WHAT TO WORK ON: The output should be every line below that includes the word "order".
---------- MATERIAL FOR THIS TASK ----------
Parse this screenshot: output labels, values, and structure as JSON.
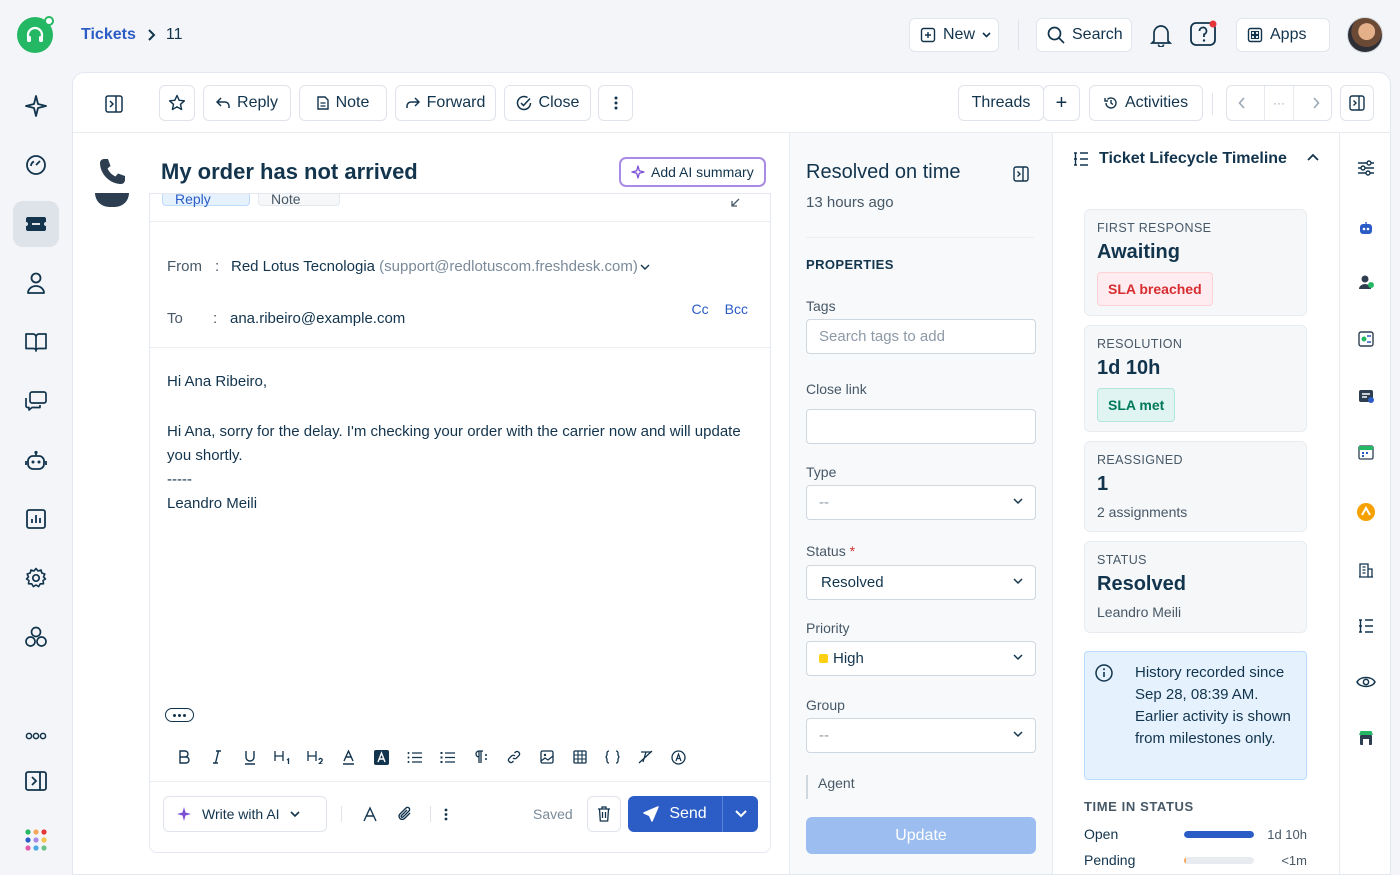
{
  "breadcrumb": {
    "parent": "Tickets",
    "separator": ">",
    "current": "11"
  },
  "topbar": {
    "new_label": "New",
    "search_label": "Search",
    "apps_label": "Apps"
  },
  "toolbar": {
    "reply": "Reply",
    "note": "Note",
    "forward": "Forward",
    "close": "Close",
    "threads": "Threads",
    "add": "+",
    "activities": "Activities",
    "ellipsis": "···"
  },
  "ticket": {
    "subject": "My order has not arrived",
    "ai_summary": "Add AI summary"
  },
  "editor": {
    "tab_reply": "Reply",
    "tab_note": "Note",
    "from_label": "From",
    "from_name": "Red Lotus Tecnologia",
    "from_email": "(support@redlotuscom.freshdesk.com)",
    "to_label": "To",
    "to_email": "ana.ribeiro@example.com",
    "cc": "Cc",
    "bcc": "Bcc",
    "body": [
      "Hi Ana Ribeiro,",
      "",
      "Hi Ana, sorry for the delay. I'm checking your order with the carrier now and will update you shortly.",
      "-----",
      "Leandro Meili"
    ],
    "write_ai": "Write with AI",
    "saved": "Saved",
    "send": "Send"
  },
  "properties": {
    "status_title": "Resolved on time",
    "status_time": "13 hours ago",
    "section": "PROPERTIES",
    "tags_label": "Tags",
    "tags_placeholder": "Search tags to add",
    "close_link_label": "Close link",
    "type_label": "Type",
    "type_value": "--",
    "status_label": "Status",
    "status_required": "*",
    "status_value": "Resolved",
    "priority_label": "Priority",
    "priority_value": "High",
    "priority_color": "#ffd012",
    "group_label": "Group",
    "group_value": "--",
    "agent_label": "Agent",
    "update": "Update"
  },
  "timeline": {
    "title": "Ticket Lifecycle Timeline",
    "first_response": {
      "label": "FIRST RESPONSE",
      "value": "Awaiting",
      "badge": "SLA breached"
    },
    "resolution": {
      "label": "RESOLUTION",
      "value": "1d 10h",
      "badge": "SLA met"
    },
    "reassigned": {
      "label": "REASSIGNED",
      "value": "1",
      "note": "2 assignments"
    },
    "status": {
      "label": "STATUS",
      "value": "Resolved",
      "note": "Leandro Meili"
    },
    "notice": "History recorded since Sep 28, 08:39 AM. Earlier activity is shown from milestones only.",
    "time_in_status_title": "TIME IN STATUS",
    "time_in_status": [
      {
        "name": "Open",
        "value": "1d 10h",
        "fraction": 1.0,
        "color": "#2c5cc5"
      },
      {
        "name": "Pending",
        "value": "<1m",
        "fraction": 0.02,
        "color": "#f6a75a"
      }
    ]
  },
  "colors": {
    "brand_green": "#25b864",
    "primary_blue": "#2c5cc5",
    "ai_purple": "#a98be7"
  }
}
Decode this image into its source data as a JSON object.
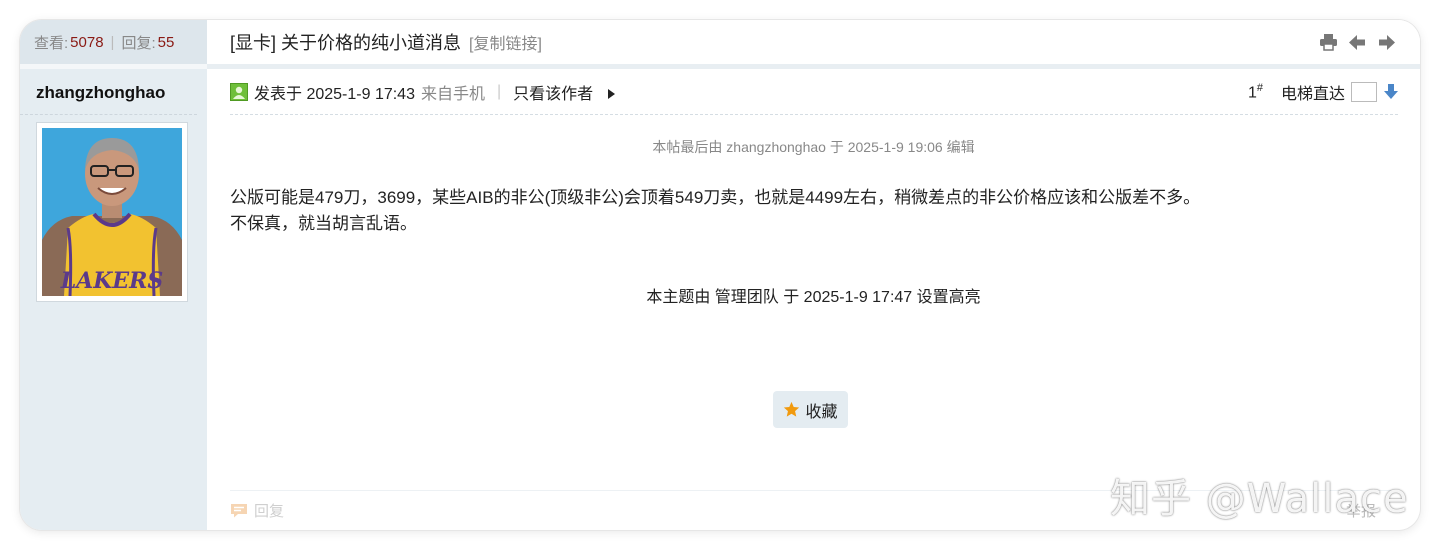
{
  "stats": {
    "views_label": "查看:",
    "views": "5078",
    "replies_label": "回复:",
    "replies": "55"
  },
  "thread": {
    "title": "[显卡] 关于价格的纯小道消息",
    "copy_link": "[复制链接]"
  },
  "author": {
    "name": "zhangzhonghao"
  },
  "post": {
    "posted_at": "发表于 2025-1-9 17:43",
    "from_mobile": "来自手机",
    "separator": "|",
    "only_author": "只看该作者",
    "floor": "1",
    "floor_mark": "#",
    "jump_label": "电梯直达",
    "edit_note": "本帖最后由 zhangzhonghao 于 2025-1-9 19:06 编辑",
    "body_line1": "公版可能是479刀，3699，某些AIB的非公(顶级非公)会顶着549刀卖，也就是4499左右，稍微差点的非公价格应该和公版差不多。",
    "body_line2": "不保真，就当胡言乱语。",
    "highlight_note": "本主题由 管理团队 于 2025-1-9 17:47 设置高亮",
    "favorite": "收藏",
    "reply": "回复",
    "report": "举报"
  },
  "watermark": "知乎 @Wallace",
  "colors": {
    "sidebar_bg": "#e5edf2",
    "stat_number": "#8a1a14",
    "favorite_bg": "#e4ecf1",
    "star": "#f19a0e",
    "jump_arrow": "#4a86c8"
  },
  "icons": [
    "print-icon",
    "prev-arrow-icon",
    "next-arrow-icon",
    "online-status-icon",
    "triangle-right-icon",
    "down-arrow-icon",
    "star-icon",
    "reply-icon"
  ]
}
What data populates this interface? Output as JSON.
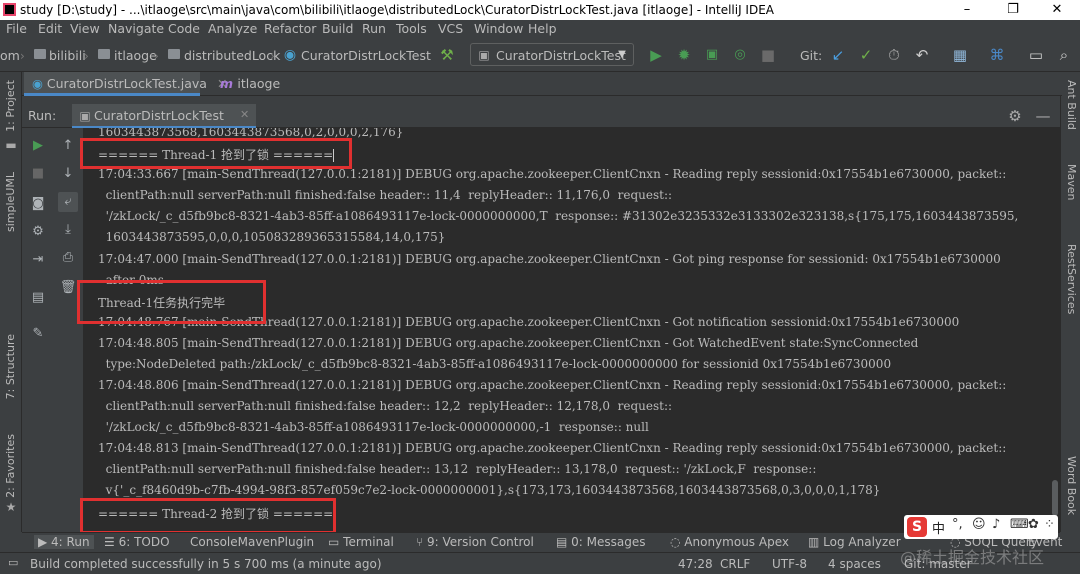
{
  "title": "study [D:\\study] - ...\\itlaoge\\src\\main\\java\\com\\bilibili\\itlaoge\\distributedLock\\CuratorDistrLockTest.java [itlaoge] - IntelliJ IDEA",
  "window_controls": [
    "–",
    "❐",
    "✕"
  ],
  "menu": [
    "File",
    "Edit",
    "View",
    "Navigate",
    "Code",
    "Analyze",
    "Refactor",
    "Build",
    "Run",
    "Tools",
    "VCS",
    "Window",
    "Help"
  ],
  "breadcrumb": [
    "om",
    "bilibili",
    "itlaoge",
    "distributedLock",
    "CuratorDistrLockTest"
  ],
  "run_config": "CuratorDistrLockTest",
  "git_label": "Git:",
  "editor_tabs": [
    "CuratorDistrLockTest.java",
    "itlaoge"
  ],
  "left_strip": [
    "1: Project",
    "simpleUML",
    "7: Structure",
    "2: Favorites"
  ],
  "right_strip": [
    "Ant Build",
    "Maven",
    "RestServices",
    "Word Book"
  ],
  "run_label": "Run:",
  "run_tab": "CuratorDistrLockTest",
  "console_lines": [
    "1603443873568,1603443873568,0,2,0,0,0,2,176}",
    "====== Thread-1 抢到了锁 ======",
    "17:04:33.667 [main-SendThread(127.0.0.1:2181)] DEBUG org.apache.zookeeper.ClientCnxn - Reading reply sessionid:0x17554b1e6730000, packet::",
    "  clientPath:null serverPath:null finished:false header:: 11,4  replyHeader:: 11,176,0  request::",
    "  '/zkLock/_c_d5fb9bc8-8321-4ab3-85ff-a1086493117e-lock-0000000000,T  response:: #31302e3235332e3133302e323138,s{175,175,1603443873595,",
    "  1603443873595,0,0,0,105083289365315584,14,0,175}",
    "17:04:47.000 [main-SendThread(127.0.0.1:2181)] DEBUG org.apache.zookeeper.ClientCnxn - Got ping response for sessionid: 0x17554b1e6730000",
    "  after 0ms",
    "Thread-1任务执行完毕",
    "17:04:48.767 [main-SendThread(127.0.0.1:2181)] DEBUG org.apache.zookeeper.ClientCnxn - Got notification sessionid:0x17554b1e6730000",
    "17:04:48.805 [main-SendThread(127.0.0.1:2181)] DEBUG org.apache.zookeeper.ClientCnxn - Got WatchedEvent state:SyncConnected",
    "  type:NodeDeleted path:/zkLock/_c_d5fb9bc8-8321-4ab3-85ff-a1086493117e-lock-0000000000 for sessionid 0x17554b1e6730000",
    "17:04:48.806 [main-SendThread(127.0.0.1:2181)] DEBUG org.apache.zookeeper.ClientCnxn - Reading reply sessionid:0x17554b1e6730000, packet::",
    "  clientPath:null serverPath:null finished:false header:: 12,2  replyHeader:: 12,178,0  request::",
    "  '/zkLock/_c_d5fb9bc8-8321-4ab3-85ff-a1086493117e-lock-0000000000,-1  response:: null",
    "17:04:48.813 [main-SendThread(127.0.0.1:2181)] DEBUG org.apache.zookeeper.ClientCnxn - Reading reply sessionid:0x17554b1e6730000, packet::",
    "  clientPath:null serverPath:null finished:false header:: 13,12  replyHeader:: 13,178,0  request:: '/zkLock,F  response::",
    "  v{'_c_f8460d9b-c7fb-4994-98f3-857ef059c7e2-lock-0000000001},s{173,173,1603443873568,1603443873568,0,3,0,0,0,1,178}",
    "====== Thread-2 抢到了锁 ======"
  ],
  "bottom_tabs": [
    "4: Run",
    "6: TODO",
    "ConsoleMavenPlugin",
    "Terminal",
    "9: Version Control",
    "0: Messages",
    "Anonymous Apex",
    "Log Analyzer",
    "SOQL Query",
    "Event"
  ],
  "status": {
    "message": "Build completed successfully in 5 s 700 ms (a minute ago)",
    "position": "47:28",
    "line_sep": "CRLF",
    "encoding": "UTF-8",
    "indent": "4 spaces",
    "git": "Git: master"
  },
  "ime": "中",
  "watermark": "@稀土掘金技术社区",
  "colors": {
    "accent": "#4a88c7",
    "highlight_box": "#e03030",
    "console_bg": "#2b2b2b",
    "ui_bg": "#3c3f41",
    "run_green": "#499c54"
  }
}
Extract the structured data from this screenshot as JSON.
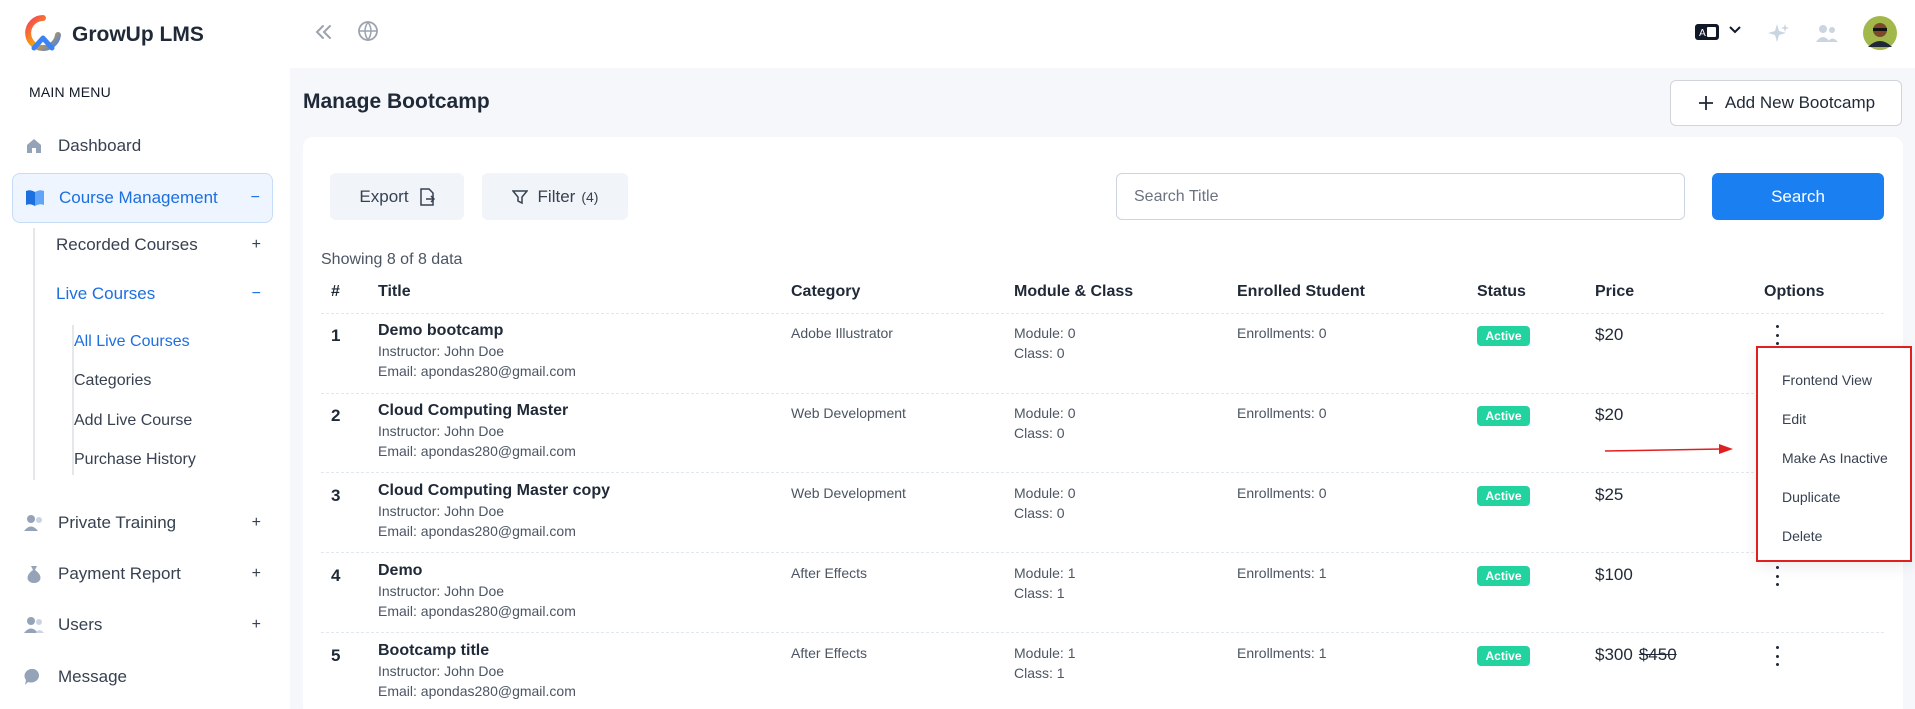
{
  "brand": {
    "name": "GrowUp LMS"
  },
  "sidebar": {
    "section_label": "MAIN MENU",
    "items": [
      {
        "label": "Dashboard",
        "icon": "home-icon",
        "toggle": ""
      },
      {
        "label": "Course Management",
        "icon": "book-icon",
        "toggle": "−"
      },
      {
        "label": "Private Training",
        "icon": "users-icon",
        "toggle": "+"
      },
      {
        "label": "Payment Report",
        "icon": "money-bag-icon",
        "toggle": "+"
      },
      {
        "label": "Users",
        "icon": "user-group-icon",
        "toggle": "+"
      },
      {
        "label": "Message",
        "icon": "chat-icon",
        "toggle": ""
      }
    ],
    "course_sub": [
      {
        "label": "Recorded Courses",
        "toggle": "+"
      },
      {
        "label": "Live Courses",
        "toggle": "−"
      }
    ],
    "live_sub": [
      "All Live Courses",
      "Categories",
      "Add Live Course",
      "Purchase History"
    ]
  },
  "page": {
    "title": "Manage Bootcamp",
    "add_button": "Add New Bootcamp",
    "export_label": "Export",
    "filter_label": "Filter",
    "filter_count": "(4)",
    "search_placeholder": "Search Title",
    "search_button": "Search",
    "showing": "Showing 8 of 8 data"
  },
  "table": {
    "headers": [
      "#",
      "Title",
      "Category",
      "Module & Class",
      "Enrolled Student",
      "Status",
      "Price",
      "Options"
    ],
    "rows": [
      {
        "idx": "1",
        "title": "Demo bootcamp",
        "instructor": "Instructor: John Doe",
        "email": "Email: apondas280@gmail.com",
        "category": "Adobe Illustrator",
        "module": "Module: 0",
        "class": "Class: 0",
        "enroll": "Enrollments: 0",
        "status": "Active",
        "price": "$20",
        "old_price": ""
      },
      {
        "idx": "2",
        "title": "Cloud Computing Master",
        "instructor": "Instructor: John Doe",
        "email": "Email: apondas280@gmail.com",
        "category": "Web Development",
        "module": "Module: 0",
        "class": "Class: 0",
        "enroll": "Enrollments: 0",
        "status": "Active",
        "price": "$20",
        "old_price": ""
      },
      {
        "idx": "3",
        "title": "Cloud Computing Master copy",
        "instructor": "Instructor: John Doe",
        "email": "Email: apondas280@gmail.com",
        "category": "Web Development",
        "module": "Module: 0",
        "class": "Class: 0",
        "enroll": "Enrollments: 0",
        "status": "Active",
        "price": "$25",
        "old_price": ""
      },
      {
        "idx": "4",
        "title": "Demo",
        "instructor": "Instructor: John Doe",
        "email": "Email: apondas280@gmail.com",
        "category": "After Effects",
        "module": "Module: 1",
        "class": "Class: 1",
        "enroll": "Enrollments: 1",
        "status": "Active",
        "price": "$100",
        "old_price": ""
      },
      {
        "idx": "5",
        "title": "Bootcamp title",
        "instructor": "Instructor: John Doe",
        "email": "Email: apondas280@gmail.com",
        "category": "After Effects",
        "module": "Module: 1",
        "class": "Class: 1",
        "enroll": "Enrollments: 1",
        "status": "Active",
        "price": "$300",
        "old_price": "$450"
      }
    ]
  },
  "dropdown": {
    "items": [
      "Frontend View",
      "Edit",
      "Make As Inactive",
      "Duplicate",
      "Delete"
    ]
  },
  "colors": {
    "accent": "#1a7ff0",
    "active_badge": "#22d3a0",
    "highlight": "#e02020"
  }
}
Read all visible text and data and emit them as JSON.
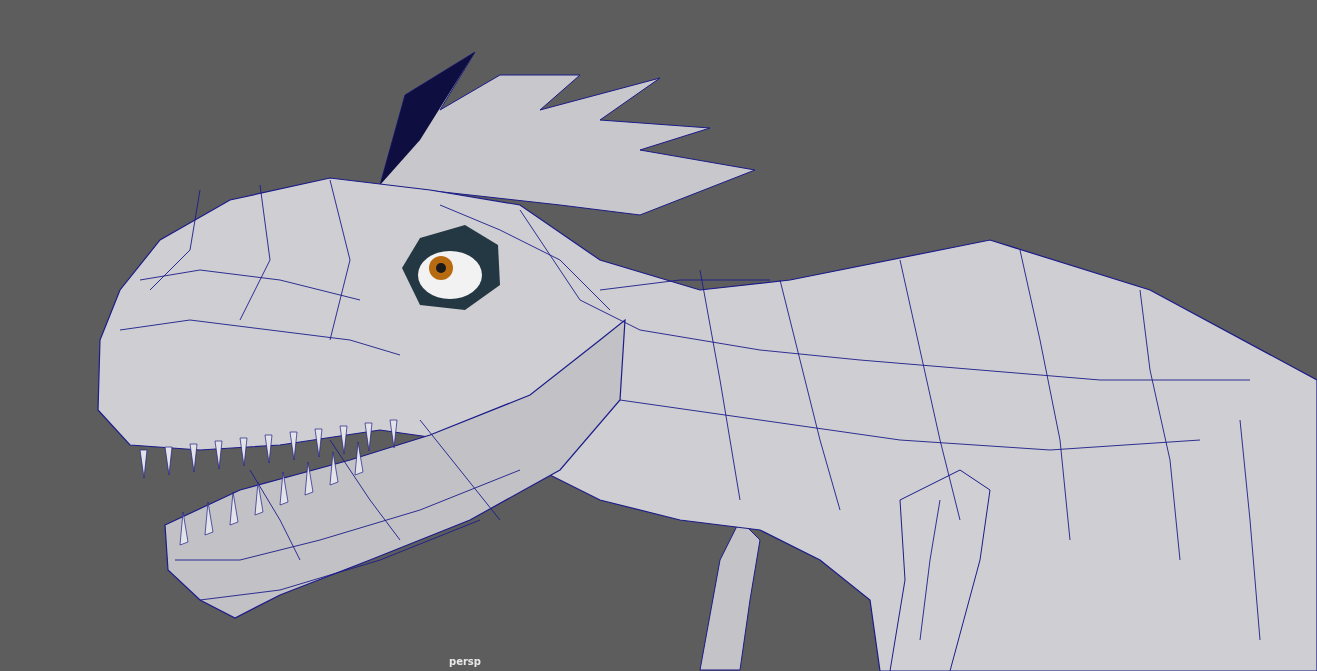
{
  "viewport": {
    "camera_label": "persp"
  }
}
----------
TASK OUTPUT:
    "subject": "My order has not arrived",
      "Hi Ana, sorry for the delay. I'm checking your order with the carrier now and will update you shortly.",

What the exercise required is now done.